Work task: Return every line from the records below with the string "text".

The input:

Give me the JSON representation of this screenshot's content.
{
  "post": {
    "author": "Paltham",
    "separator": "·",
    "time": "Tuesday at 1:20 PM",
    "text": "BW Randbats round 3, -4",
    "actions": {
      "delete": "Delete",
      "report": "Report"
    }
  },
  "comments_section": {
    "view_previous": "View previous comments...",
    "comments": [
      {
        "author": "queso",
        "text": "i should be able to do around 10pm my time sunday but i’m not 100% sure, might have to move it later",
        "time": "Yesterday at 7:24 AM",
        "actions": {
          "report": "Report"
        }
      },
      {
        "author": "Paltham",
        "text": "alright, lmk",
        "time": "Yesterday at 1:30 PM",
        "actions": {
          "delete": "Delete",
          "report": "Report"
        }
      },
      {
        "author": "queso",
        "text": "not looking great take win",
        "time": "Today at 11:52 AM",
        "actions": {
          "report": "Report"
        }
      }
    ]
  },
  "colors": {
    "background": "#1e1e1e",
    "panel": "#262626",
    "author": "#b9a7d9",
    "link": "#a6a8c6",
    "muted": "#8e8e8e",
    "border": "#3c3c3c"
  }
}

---

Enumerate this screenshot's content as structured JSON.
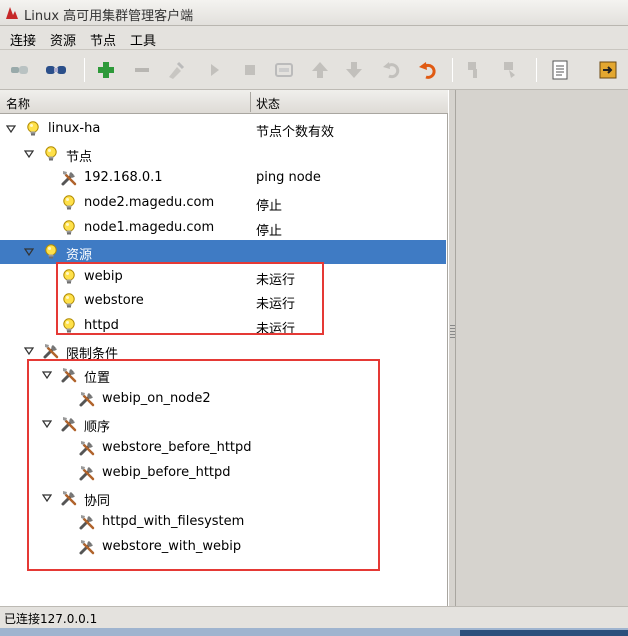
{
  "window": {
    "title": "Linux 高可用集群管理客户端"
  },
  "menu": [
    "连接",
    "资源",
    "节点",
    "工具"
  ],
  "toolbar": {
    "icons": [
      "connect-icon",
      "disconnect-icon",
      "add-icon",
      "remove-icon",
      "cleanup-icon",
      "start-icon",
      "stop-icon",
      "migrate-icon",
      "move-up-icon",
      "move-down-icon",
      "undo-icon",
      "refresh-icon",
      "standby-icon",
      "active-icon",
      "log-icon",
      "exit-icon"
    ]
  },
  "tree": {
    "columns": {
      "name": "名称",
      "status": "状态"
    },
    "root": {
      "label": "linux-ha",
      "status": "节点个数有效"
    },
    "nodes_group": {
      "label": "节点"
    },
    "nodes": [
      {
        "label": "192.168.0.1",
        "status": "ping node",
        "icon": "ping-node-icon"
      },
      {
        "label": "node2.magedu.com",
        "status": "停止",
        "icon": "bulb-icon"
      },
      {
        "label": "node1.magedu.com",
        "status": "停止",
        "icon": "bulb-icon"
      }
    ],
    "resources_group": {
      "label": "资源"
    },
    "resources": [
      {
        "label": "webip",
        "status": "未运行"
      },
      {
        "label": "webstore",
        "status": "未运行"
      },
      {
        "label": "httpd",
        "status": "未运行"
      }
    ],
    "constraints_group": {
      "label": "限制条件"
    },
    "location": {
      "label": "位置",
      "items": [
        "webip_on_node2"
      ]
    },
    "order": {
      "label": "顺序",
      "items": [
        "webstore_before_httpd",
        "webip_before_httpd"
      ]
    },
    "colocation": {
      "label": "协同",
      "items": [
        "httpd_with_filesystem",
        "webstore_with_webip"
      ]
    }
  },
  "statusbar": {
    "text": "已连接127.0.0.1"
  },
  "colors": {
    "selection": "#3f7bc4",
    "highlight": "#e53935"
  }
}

Solved problem:
    "text": "BW Randbats round 3, -4",
        "text": "i should be able to do around 10pm my time sunday but i’m not 100% sure, might have to move it later",
        "text": "alright, lmk",
        "text": "not looking great take win",
    "text": "已连接127.0.0.1"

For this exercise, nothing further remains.